What to say about children who are sleeping under a tent on the sidewalk because they have lost their home? Or they move from one relative to another because they have lost their parents. For many of them the war will leave irreparable moral consequences and wounds.
Yet it is curious –and almost miraculous– they still want to smile. They have something special that shines in their eyes and makes them resemble angels. It is the light of faith, even though as a seed, which gives strength and courage to this people laboring under circumstances of martyrdom.
It so happened that a missile fell on a building where a family with 3 children lived, an episode which is repeated daily in Christian neighborhoods. No one was injured. Trembling, they began to clean and collect the debris.
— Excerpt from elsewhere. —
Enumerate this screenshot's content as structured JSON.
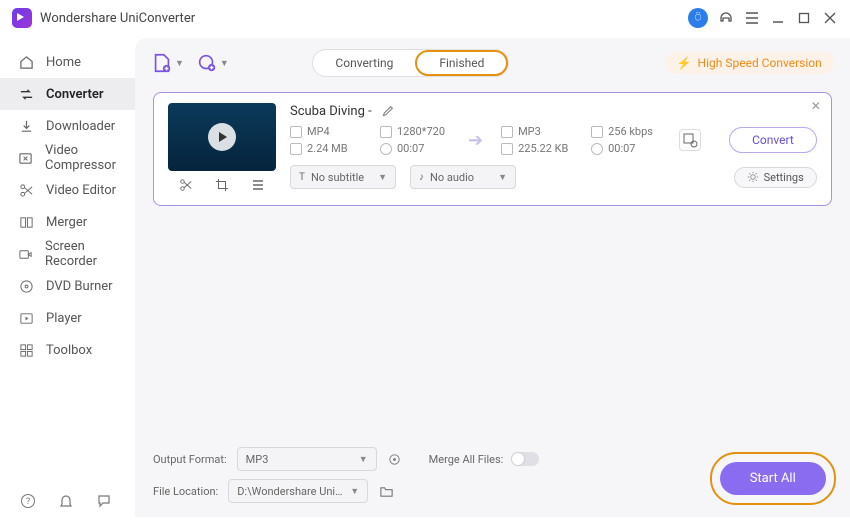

The youngest child whispered softly as he swept the glass fragments: “Thank God! Thank God!”
A 6 year old girl was hit by a stray bullet while she was playing at home. The bullet went through the window and entered into her arm, breaking the elbow. It missed the vital organs by a few centimeters. They attended to her and put a bandage. Her mother, seeking to comfort her in her pain, said, “Did you see how Jesus protected you? It was nothing. The bullet only broke your elbow.” The girl responded with radiant conviction: “I know that Jesus protected me, mom. It was he who diverted the bullet. That is why he has a hole in his hand”.
In a pastoral center, they prayed for peace with a group of children, and symbolically, they released two doves, predicting that they would fly to heaven and bring back the much desired peace in Aleppo … Since then, one of the children wakes up every morning with the question: “Mom, have the doves returned”? With each passing day, she keeps repeating the same question, distressed but with tireless hope: “Are you sure, mom, that they have not come back”?
The doves will come back bringing peace. And the children will see them.
Missionaries in Aleppo